Task goal:
Give back the entries in full, exactly as they are written.

== == ==

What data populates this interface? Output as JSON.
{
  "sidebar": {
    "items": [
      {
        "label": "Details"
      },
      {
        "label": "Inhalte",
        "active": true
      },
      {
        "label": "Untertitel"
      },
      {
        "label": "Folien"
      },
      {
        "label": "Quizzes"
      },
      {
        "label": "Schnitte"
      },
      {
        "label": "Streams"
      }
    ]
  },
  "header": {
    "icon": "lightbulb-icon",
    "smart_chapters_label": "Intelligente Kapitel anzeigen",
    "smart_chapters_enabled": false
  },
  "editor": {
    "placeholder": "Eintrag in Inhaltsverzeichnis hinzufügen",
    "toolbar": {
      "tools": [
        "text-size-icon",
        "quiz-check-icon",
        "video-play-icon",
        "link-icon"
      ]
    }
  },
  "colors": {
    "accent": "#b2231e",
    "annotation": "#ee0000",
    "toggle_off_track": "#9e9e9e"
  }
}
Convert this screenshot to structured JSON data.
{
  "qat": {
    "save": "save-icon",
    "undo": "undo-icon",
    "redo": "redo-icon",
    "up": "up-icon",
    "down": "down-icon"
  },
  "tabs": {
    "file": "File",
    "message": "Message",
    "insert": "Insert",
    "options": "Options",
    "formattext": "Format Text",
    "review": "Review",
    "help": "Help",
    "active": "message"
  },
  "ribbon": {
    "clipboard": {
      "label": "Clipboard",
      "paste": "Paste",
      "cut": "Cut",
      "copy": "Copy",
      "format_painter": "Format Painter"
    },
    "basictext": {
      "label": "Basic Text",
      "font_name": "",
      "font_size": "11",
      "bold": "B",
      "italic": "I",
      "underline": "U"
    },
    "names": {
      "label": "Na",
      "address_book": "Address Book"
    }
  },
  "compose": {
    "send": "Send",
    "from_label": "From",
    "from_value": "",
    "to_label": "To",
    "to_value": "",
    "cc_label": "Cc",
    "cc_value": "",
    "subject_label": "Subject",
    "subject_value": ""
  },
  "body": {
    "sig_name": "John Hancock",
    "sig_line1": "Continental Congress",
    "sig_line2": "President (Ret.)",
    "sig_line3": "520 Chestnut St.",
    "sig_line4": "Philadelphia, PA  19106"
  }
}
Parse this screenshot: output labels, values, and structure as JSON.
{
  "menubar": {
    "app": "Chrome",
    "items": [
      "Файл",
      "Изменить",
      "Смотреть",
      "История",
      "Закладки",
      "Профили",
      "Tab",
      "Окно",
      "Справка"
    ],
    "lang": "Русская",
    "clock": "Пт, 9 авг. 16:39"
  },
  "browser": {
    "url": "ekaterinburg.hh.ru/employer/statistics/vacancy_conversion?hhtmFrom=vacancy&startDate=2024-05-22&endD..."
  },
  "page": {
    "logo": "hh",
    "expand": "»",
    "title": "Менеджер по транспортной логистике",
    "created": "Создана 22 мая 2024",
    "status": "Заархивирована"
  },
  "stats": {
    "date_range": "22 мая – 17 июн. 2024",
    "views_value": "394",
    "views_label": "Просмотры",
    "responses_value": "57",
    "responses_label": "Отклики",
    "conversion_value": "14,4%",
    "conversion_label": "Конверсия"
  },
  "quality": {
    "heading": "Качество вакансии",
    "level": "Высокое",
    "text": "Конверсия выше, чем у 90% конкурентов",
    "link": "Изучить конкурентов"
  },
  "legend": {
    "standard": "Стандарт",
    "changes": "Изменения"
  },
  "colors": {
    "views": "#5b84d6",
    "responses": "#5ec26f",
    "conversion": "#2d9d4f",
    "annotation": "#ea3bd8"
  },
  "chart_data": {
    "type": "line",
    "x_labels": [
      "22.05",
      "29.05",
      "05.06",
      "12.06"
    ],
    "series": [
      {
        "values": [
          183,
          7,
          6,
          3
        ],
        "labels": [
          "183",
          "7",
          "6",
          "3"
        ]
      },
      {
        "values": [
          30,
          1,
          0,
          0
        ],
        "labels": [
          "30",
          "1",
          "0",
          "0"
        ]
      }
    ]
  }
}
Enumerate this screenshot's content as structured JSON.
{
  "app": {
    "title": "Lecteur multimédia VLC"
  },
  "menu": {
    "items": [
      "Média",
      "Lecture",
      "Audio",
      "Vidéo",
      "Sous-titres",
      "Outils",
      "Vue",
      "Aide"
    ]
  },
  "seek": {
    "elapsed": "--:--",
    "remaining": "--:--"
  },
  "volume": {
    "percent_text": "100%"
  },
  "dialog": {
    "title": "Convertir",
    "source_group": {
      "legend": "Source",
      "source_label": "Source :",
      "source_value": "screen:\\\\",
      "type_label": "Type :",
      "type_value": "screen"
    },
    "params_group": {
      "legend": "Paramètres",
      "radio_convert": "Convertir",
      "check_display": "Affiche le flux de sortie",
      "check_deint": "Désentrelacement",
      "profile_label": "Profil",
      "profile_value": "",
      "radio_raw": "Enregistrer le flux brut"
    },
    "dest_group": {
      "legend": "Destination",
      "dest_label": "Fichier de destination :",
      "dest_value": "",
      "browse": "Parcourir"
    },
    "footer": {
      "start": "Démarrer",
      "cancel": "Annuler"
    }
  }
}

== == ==

Answer area:
What data populates this interface? Output as JSON.
{
  "sidebar": {
    "items": [
      {
        "label": "Details"
      },
      {
        "label": "Inhalte",
        "active": true
      },
      {
        "label": "Untertitel"
      },
      {
        "label": "Folien"
      },
      {
        "label": "Quizzes"
      },
      {
        "label": "Schnitte"
      },
      {
        "label": "Streams"
      }
    ]
  },
  "header": {
    "icon": "lightbulb-icon",
    "smart_chapters_label": "Intelligente Kapitel anzeigen",
    "smart_chapters_enabled": false
  },
  "editor": {
    "placeholder": "Eintrag in Inhaltsverzeichnis hinzufügen",
    "toolbar": {
      "tools": [
        "text-size-icon",
        "quiz-check-icon",
        "video-play-icon",
        "link-icon"
      ]
    }
  },
  "colors": {
    "accent": "#b2231e",
    "annotation": "#ee0000",
    "toggle_off_track": "#9e9e9e"
  }
}
Convert this screenshot to structured JSON data.
{
  "qat": {
    "save": "save-icon",
    "undo": "undo-icon",
    "redo": "redo-icon",
    "up": "up-icon",
    "down": "down-icon"
  },
  "tabs": {
    "file": "File",
    "message": "Message",
    "insert": "Insert",
    "options": "Options",
    "formattext": "Format Text",
    "review": "Review",
    "help": "Help",
    "active": "message"
  },
  "ribbon": {
    "clipboard": {
      "label": "Clipboard",
      "paste": "Paste",
      "cut": "Cut",
      "copy": "Copy",
      "format_painter": "Format Painter"
    },
    "basictext": {
      "label": "Basic Text",
      "font_name": "",
      "font_size": "11",
      "bold": "B",
      "italic": "I",
      "underline": "U"
    },
    "names": {
      "label": "Na",
      "address_book": "Address Book"
    }
  },
  "compose": {
    "send": "Send",
    "from_label": "From",
    "from_value": "",
    "to_label": "To",
    "to_value": "",
    "cc_label": "Cc",
    "cc_value": "",
    "subject_label": "Subject",
    "subject_value": ""
  },
  "body": {
    "sig_name": "John Hancock",
    "sig_line1": "Continental Congress",
    "sig_line2": "President (Ret.)",
    "sig_line3": "520 Chestnut St.",
    "sig_line4": "Philadelphia, PA  19106"
  }
}
Parse this screenshot: output labels, values, and structure as JSON.
{
  "menubar": {
    "app": "Chrome",
    "items": [
      "Файл",
      "Изменить",
      "Смотреть",
      "История",
      "Закладки",
      "Профили",
      "Tab",
      "Окно",
      "Справка"
    ],
    "lang": "Русская",
    "clock": "Пт, 9 авг. 16:39"
  },
  "browser": {
    "url": "ekaterinburg.hh.ru/employer/statistics/vacancy_conversion?hhtmFrom=vacancy&startDate=2024-05-22&endD..."
  },
  "page": {
    "logo": "hh",
    "expand": "»",
    "title": "Менеджер по транспортной логистике",
    "created": "Создана 22 мая 2024",
    "status": "Заархивирована"
  },
  "stats": {
    "date_range": "22 мая – 17 июн. 2024",
    "views_value": "394",
    "views_label": "Просмотры",
    "responses_value": "57",
    "responses_label": "Отклики",
    "conversion_value": "14,4%",
    "conversion_label": "Конверсия"
  },
  "quality": {
    "heading": "Качество вакансии",
    "level": "Высокое",
    "text": "Конверсия выше, чем у 90% конкурентов",
    "link": "Изучить конкурентов"
  },
  "legend": {
    "standard": "Стандарт",
    "changes": "Изменения"
  },
  "colors": {
    "views": "#5b84d6",
    "responses": "#5ec26f",
    "conversion": "#2d9d4f",
    "annotation": "#ea3bd8"
  },
  "chart_data": {
    "type": "line",
    "x_labels": [
      "22.05",
      "29.05",
      "05.06",
      "12.06"
    ],
    "series": [
      {
        "values": [
          183,
          7,
          6,
          3
        ],
        "labels": [
          "183",
          "7",
          "6",
          "3"
        ]
      },
      {
        "values": [
          30,
          1,
          0,
          0
        ],
        "labels": [
          "30",
          "1",
          "0",
          "0"
        ]
      }
    ]
  }
}
Enumerate this screenshot's content as structured JSON.
{
  "app": {
    "title": "Lecteur multimédia VLC"
  },
  "menu": {
    "items": [
      "Média",
      "Lecture",
      "Audio",
      "Vidéo",
      "Sous-titres",
      "Outils",
      "Vue",
      "Aide"
    ]
  },
  "seek": {
    "elapsed": "--:--",
    "remaining": "--:--"
  },
  "volume": {
    "percent_text": "100%"
  },
  "dialog": {
    "title": "Convertir",
    "source_group": {
      "legend": "Source",
      "source_label": "Source :",
      "source_value": "screen:\\\\",
      "type_label": "Type :",
      "type_value": "screen"
    },
    "params_group": {
      "legend": "Paramètres",
      "radio_convert": "Convertir",
      "check_display": "Affiche le flux de sortie",
      "check_deint": "Désentrelacement",
      "profile_label": "Profil",
      "profile_value": "",
      "radio_raw": "Enregistrer le flux brut"
    },
    "dest_group": {
      "legend": "Destination",
      "dest_label": "Fichier de destination :",
      "dest_value": "",
      "browse": "Parcourir"
    },
    "footer": {
      "start": "Démarrer",
      "cancel": "Annuler"
    }
  }
}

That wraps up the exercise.